SAN SALVADOR – Salvadoran Attorney General Raul Melara said on Monday that the investigation into the armed attack on Sunday that killed two and wounded five other people with the leftist opposition Farabundo Marti Front for National Liberation (FMLN) is continuing and he once again called on the public to avoid violence before and during the Feb. 28 elections.
Melara held an urgent meeting on Monday with representatives of most of the country’s political parties that will participate in the coming legislative and municipal elections after the shootout Sunday night.
Not attending the meeting were representatives of the New Ideas party founded by a movement supporting President Nayib Bukele – and headed by a cousin of his – that is expected to win the majority of legislative seats in the upcoming vote.
After the meeting, the AG said at a press conference that the politicians expressed to him their concerns over the attack and called on him to undertake a thorough investigation to track down and apprehend those responsible for the deed.
Melara said that during the meeting, from which the press was barred, “signing a non-aggression and non-violence accord was discussed that could involve the international community, the Catholic Church and the three branches of the state.”
“We must not allow violence to increase because we’re facing an election that is critically important for the country … I am emphatic in saying that we’re not going to allow any violent acts in the country, we’re not going to allow … the Feb. 28 elections to be tarnished.”
He said that the authorities will work to “double or triple, if possible, the presence of election prosecutors (at the voting centers) to unequivocally guarantee the popular will.”
Melara said that there is still no clear version of the attack staged near one of the FMLN offices in San Salvador.
“We cannot provide a version (of the deed) because we’re still checking … There are many allegations about which we cannot give any statement but rather we must have the concrete facts to be able, later, to make the indictments in accord with what happened,” he said when questioned by reporters.
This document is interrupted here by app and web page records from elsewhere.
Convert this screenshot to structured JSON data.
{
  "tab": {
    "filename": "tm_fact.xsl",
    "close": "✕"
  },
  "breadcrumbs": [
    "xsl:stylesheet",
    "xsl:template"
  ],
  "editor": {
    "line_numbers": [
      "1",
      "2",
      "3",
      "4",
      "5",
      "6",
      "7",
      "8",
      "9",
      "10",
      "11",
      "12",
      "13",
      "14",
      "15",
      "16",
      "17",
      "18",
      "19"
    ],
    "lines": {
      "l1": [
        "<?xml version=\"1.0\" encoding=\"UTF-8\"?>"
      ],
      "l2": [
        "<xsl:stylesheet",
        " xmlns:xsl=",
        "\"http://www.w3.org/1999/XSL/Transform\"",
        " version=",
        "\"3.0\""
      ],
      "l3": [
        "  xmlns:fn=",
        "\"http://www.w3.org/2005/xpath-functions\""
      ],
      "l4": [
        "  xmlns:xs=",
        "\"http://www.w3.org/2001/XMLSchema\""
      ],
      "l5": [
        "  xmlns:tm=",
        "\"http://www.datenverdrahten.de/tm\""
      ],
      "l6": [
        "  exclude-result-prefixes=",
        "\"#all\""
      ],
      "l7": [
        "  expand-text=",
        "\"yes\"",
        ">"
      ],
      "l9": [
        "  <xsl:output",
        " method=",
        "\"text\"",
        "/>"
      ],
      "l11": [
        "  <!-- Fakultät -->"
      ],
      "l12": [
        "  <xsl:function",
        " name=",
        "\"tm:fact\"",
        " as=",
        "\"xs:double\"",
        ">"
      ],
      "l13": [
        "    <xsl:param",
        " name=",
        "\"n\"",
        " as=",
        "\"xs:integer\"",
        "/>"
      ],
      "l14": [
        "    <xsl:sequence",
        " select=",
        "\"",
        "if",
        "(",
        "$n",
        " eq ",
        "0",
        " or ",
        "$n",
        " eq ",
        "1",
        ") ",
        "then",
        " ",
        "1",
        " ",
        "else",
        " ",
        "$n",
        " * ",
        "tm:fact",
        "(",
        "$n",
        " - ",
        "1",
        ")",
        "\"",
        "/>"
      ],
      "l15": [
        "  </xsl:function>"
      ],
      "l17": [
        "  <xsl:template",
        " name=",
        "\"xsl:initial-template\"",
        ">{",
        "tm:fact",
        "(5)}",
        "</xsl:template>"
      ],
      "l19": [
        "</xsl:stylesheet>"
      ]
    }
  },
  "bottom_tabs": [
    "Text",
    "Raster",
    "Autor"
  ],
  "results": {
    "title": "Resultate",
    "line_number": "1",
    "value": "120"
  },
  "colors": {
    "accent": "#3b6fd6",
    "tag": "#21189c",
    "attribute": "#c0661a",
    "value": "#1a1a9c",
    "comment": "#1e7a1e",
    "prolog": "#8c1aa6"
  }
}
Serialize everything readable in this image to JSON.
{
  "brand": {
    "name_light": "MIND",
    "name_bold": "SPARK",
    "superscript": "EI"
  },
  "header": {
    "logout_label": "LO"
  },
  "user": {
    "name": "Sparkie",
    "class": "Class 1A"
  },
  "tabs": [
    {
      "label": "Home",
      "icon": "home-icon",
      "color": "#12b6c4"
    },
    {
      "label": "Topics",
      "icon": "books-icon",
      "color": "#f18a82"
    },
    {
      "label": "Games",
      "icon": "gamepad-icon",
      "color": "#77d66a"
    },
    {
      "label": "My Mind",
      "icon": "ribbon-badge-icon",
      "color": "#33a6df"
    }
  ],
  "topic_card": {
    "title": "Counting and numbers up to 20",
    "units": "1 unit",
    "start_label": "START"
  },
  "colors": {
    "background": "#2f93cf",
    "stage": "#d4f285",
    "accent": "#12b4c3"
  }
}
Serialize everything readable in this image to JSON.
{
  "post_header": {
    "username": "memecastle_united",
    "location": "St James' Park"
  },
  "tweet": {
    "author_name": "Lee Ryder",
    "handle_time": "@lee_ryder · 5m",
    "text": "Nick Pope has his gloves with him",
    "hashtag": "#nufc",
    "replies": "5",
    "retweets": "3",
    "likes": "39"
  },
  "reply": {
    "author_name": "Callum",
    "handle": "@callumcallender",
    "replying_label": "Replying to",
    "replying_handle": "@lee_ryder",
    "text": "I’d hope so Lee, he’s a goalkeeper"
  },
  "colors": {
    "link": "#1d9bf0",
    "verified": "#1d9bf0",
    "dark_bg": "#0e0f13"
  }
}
The authorities have arrested at least three suspects in the shootout, although no clarification of whether the attack came for political or social reasons has been forthcoming.
One of the alleged attackers is a member of the VIP Protection Division within the police and is assigned to the Health Ministry, Melara confirmed.
He said that “to make indictments in court we need to have the full scenario and … we don’t have it yet. The only thing we know is that there are people who lost their lives, who are injured and there are firearms involved, and so we must gather all the evidence to be able to act.”
Two members of Doctors Without Borders were also attacked by a group of armed individuals on Sunday, leading the humanitarian organization to temporarily suspend its activities in El Salvador.
The president of the Legislative Assembly, Mario Ponce, met on Monday with members of that body’s Policy Committee and after several hours they agreed to issue a public pronouncement on the attack against the FMLN supporters.
In the document, authorities condemn the attack and call on the Organization of American States and the European Union to quickly send observer missions to the Central American country within the framework of the Feb. 28 elections.
In addition, the officials urged the international community to “keep its eyes on El Salvador” and for the United Nations to keep its attention focused on the matter and “to support, if required, the investigation of the deeds.”
The pronouncement will be debated in the full legislative assembly on Wednesday during this week’s regular session and will then be put to a vote by lawmakers.
The rightist Great Alliance for National Unity (GANA) party, via which Bukele ascended to the presidency, will not vote for the pronouncement, it was announced.